Kate Finkbeiner is 20 and looks about 16. During the three days of packing food and gear for the trip, Finkbeiner, a senior at the College of Wooster in Ohio, has already shown a talent for organization and an abundance of freckle-faced cheer. But at 5-5 and 115 pounds, the trip seems to be terribly tough for her, considering canoes and 90-pound packs on portages will need to be carried over miles of dense and hilly terrain.

The youngest member of the group is 18-year-old Barry Crouch of Mount Ranier, Md. Crouch is 6-3 and 180 pounds, but has almost no experience in camping or canoeing. Since graduating from Northwestern High School, Crouch has been working as a gas station attendant and trying to write books about medieval warfare, magic swords and goblins.

He heard about the trip through Leonard's daughter and was invited to come despite his lack of experience because, as Berglund put it, "he's strong and we needed another person."

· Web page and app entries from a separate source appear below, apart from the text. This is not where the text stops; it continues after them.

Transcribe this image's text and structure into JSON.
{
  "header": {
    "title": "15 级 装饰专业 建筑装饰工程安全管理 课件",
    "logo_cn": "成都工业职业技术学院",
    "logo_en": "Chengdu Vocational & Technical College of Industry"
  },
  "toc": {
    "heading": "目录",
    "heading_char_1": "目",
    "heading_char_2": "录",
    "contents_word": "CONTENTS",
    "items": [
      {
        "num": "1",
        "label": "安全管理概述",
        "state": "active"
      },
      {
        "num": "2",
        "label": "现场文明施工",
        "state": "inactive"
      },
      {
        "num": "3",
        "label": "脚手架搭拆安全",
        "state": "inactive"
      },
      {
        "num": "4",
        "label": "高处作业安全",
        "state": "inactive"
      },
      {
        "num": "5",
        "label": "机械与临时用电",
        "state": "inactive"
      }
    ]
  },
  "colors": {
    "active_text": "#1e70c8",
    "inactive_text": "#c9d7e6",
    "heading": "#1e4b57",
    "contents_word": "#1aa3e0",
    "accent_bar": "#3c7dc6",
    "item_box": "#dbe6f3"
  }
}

The group, including this 34-year-old reporter who is paddling the first 680 miles, represents a wide range of ages, experience and expectations. As we prepared to set off, there was a forced jollity that did little to mask obvious fears. Which of us would fail the pace? What flaws in our personalities would be laid bare by the forced communion we would share on this trip?

"One thing I've learned on these trips, you can't hide who you really are from other people. And you especially can't fool yourself," said Berglund, standing on the river bank in a pink flush of wild roses. "If nothing else, most people learn to be more honest."

With honest feelings of fear, we snapped the vinyl covers over canoes packed with hundreds of pounds of food, clothing and camping gear, squeezed ourselves into our alloted holes and made our first, most important discovery. We did indeed float.

"From here on it's all downhill," cried Pat as he pointed the nose of his canoe into the torrent of melted snow.

"That's right," called Don from from the bow of the boat. "Except for the 170 miles we still have to paddle upstream."

Next: keep your eyes open.